Bettors looking for value in method-of-victory props will have to decide whether they believe Pennington can duplicate and improve on the techniques Shevchenko employed, or whether Nunes learned some lessons from that fight about being the aggressor with her powerful striking game. If the latter theory pans out, there’s a good chance of a Nunes knockout.

In the co-main event, Ronaldo (Jacaré) Souza (-135) has a three-inch reach advantage over Kevin Gastelum (+130) in a matchup of Top 5 middleweights, as well as home-soil advantage. Souza rates the edge in power and versatility, which might make him too much for Gastelum to handle, setting the table for a submission.

That said, Gastelum’s speed and accurate striking does make it tempting to back him for the win, knowing full well that it’s not the percentage play.

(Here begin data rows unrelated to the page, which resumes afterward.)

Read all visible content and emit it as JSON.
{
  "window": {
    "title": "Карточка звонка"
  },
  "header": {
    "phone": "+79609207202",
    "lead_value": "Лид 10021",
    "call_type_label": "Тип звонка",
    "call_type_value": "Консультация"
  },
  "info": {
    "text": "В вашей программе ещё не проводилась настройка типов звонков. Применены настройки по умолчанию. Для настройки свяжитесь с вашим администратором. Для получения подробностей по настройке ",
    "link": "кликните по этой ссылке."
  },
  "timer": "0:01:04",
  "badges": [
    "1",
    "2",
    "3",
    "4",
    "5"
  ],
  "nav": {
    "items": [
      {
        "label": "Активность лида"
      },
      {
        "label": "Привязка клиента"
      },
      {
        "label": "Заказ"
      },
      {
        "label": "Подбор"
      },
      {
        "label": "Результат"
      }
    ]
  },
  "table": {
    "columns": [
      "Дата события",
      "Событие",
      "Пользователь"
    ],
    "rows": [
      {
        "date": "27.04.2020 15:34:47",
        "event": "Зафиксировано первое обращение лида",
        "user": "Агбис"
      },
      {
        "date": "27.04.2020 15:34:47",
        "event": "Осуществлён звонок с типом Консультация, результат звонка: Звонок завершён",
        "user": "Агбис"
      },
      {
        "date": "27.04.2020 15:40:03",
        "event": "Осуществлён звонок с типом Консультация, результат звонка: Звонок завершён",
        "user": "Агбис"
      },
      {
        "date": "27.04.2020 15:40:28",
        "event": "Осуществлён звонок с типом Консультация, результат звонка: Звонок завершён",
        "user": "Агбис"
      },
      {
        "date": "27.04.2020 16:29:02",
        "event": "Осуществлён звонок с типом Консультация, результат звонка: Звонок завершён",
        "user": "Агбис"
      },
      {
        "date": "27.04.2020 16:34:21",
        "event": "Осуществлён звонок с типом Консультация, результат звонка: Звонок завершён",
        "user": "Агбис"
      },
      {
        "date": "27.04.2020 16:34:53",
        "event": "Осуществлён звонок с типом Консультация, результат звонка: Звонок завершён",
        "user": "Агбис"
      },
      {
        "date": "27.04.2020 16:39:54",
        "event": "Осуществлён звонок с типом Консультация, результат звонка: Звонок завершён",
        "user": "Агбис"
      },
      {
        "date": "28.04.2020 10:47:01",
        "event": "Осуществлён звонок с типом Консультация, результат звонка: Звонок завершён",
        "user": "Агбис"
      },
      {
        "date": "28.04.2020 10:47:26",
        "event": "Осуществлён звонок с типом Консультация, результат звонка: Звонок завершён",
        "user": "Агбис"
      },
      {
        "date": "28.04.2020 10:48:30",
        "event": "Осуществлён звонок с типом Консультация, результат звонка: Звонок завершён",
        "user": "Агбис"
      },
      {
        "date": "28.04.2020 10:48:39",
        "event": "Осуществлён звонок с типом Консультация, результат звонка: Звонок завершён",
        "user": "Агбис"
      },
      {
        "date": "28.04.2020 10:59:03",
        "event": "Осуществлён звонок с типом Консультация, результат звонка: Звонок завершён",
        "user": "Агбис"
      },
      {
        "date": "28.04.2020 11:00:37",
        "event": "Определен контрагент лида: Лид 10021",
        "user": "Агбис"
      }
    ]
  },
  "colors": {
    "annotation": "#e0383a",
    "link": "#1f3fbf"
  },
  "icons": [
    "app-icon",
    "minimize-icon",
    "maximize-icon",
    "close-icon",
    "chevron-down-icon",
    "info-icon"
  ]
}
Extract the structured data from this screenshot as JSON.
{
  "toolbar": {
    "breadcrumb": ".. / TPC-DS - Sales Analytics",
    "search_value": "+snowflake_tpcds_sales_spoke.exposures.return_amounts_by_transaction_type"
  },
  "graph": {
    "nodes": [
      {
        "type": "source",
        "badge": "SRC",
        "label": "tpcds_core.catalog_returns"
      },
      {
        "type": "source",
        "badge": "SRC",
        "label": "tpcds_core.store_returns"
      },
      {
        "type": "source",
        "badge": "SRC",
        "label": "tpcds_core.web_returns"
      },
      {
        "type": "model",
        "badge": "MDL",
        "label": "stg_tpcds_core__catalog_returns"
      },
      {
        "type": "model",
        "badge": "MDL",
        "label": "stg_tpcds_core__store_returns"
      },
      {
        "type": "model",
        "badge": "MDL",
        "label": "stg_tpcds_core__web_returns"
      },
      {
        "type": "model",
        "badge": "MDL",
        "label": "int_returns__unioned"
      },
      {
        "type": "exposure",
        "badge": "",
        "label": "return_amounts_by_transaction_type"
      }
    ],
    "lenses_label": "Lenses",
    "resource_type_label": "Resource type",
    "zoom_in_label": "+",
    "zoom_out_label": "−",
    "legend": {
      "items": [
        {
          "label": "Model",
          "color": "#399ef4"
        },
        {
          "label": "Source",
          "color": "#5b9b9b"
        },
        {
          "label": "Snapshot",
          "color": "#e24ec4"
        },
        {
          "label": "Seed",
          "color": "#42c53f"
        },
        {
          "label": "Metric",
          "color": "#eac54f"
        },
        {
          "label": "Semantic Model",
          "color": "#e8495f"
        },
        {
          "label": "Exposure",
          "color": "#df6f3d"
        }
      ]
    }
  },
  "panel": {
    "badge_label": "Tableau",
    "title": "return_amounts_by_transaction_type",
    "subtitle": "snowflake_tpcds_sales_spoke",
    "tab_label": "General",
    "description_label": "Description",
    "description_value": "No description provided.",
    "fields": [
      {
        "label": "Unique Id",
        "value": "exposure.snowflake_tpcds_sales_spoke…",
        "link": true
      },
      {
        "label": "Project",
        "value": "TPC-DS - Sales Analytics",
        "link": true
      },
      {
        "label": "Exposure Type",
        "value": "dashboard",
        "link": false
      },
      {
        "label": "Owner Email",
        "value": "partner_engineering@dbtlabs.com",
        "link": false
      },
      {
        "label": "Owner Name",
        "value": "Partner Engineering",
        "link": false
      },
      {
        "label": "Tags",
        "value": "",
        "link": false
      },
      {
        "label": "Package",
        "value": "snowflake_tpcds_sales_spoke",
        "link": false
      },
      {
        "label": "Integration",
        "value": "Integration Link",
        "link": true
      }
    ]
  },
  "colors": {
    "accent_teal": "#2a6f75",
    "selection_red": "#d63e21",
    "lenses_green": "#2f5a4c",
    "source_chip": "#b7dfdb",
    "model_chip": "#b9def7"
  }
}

Up-and-coming Mackenzie Dern (-265) takes on Amanda Cooper (+225) in a grappler vs. striker matchup between two women’s strawweight competitors who are each somewhat experienced. Dern has had three of her six wins via submission, which is coincidentally how Cooper has sustained all three of her losses.

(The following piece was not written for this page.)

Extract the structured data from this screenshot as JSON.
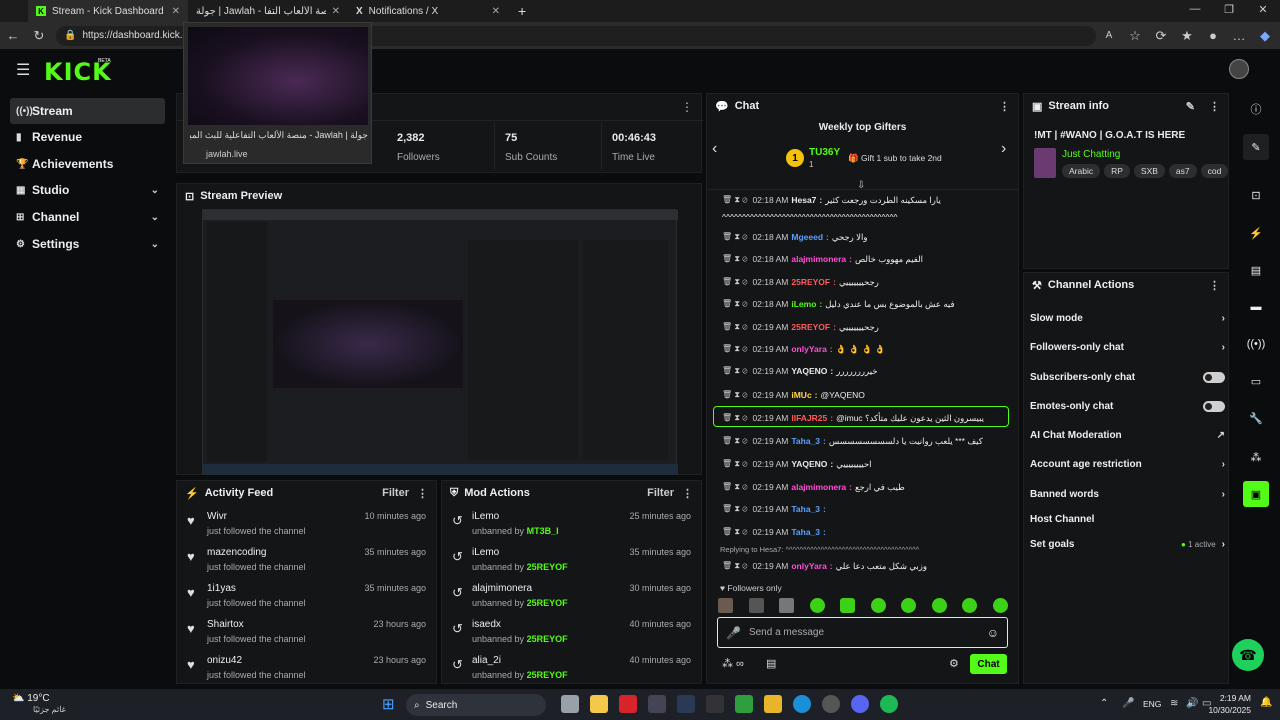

Those trends should carry over, presuming that Dern has continued to upgrade her technique in order to get the match to the ground.

John Lineker (-250) is favored against Brian Kelleher (+195) in a bantamweight bout between high-volume strikers. Six of Lineker’s last nine fights have gone to a decision and that trend could continue if he focuses on using his punching power to wear Kelleher down early and get a lead on the judges’ cards. For Kelleher, the matchup might be too big of a step up in caliber.

And Lyoto Machida (-260) is favored against Vitor Belfort (+200) in a middleweight bout between two aging Brazilian fighters, the latter of whom has said this will be his last fight. Stylistically, Machida likely has the edge due to his abilities as a counter-striker, which should enable him to weather the anticipated early onslaught from Belfort, who is 0-4 in his last four fights as the underdog. Machida’s most likely path to victory is through a decision.

For more odds information, betting picks and a breakdown of this week’s top sports betting news check out the OddsShark podcast with Jon Campbell and Andrew Avery. Subscribe on iTunes or listen to it at OddsShark.libsyn.com.